The resent paper reviews three phases in the literature on cognition and colour, and also Luria's (1976) observations of the effects that literacy and/or schooling have on colour naming and colour categorization. It is argued that Luria's own interpretation of his findings is partiafly flawed by inconsistency, and by ethnocentric presuppositions concerning mediation and abstraction. A revised interpretation is proposed that draws on Gibson's (1950, 1966) contrast between direct and indirect perceptions. It is suggested that language usage and cultural practices (...) come to exert a joint effect upon the experience of colour by selectively directing attention towards or away from the various perceptible aspects of coloured objects. (shrink)
Perception and cognition can be understood either as conscious experience, thought, and behaviour or as bodily functions executed at the level of information processing. Whether or not they are cognitively penetrable depends on the level referred to. Selective attention is the mechanism by which cognition affects perception, theory influences observation and observational reports, culture biases experience, and current knowledge determines what inferences are made. Seeing must be distinguished from seeing as.

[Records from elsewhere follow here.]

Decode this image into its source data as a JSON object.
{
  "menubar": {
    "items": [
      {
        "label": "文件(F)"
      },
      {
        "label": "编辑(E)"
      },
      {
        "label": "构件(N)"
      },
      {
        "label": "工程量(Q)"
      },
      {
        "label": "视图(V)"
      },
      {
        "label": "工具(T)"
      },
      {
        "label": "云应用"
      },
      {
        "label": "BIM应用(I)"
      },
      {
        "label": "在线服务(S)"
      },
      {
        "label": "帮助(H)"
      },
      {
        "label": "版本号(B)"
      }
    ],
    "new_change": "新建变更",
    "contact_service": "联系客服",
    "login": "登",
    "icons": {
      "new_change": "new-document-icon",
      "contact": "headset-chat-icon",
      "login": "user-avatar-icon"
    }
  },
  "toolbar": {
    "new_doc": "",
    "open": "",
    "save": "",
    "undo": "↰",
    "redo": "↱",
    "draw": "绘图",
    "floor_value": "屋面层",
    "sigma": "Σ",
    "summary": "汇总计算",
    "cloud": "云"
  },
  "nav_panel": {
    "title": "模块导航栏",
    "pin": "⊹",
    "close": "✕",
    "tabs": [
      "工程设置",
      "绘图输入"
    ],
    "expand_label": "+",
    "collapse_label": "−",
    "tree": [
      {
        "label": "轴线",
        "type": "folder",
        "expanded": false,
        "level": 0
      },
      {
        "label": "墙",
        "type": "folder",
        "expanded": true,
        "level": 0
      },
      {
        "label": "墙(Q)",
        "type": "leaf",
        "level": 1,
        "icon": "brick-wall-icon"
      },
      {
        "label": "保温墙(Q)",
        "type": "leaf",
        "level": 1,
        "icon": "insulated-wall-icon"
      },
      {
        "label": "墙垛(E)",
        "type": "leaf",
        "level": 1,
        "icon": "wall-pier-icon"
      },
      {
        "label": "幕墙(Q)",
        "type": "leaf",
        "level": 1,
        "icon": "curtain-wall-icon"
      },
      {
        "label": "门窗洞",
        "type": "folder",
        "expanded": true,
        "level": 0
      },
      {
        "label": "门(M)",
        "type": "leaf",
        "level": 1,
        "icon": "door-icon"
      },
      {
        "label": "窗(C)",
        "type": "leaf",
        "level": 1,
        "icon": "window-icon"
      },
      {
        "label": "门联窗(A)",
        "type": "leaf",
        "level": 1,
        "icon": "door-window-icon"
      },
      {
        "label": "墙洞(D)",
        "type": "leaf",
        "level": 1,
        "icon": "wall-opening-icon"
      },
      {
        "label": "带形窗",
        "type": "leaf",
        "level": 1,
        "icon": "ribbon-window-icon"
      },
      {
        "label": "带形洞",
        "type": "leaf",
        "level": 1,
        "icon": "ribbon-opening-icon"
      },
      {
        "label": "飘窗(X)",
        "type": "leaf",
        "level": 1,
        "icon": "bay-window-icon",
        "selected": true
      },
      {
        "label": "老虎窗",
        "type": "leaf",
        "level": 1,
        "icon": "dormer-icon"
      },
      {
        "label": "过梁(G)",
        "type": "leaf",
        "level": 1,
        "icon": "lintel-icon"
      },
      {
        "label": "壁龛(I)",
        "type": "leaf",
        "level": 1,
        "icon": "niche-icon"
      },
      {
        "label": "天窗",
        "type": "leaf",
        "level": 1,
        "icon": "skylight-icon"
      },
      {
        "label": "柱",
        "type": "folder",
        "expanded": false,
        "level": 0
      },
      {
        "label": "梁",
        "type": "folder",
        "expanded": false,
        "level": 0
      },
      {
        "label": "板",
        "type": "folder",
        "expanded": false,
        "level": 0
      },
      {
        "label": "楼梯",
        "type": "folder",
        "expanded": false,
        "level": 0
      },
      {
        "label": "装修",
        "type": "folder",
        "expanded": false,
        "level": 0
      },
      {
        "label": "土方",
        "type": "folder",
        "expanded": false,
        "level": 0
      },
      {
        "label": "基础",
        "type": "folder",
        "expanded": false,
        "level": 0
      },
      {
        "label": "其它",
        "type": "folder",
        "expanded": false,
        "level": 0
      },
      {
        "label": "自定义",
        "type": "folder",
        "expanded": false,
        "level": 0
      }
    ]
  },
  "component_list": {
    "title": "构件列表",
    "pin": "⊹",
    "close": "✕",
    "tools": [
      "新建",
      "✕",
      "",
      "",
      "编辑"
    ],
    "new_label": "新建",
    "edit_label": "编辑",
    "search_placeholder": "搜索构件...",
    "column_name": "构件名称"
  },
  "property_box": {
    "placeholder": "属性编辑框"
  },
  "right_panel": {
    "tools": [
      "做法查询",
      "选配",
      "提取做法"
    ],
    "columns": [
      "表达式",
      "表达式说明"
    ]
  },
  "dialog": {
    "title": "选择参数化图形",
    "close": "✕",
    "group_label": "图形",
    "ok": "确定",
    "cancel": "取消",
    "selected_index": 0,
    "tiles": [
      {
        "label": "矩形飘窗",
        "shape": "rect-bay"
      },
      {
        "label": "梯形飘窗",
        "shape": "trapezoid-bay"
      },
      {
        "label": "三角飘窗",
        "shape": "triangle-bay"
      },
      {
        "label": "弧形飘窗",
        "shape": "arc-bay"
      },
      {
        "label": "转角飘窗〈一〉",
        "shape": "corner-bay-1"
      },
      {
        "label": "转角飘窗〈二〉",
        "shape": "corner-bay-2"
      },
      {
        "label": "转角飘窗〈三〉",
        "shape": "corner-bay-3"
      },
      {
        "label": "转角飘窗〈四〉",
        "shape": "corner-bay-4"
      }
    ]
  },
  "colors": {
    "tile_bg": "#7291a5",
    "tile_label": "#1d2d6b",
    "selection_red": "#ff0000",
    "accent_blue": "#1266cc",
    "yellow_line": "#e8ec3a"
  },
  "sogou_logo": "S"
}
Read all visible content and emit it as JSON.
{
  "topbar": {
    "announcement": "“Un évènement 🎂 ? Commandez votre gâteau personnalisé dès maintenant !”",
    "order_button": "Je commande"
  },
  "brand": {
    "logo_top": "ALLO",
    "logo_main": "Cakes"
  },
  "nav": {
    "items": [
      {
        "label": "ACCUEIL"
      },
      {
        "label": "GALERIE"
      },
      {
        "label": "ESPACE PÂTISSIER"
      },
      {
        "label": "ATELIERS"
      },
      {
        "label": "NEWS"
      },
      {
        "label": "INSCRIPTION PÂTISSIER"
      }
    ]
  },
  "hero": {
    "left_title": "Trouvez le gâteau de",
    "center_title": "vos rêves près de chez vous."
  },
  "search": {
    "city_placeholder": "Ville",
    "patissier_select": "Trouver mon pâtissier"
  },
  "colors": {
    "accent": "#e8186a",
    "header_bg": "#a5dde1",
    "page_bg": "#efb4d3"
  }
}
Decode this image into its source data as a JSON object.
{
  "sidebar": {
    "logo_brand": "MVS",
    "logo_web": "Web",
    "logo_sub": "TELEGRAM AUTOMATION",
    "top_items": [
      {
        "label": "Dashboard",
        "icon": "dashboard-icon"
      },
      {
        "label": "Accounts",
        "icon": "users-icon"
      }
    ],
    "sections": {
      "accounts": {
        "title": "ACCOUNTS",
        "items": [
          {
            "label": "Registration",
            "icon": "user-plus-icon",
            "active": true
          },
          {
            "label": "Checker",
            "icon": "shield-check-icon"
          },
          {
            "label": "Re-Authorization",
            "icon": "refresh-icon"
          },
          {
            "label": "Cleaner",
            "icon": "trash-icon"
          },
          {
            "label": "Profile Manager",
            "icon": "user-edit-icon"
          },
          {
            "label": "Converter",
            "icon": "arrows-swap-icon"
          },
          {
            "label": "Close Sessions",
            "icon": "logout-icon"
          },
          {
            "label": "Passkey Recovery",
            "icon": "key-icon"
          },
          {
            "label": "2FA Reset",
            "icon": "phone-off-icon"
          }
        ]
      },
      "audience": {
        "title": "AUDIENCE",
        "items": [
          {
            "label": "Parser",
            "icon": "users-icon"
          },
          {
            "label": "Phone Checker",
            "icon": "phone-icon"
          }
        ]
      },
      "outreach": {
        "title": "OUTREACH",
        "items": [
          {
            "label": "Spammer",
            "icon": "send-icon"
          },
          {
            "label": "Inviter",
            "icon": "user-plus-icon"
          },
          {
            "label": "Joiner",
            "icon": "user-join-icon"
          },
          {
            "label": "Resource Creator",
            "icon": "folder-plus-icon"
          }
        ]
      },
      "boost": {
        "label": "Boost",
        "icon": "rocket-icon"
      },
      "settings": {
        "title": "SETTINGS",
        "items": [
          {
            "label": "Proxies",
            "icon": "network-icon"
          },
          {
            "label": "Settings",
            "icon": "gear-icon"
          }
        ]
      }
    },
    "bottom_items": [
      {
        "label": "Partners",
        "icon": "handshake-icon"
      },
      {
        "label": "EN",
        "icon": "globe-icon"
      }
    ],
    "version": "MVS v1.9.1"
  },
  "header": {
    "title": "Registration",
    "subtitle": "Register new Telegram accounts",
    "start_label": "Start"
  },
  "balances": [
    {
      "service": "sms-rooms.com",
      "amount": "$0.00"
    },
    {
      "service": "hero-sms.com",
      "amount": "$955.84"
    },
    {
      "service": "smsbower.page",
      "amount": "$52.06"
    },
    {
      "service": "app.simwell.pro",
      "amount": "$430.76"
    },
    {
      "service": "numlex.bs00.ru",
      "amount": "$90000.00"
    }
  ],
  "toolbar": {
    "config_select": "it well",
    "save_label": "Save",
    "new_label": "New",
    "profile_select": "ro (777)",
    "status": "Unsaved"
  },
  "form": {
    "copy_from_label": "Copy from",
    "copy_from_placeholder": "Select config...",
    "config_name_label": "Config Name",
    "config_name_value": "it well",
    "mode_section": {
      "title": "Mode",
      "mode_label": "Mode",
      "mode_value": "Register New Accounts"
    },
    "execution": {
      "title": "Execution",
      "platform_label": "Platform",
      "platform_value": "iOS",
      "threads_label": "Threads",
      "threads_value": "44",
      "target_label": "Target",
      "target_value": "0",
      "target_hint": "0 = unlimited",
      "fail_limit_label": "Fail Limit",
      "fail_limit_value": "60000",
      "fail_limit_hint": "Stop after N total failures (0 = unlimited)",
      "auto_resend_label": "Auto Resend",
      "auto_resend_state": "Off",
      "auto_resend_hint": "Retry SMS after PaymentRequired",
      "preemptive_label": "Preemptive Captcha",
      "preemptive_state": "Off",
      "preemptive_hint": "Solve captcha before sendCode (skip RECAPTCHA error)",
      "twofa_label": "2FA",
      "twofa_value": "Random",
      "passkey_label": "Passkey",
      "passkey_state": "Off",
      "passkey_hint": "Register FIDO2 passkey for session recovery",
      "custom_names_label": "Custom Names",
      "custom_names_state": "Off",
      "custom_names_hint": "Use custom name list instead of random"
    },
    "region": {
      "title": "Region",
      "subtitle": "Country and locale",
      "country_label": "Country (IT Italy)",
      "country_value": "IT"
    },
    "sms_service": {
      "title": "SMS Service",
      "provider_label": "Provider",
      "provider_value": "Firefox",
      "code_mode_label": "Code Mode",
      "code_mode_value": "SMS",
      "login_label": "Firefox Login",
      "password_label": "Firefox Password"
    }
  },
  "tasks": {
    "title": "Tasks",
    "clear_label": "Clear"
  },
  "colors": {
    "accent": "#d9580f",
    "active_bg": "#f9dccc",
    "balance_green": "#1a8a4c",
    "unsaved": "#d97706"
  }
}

In adult humans, conscious visual experience is shaped by particular cultural practices, as evidenced in the cross-cultural literature. In addition, the practices of our own culture already inform attempts to assess the experience of newborns or other animals.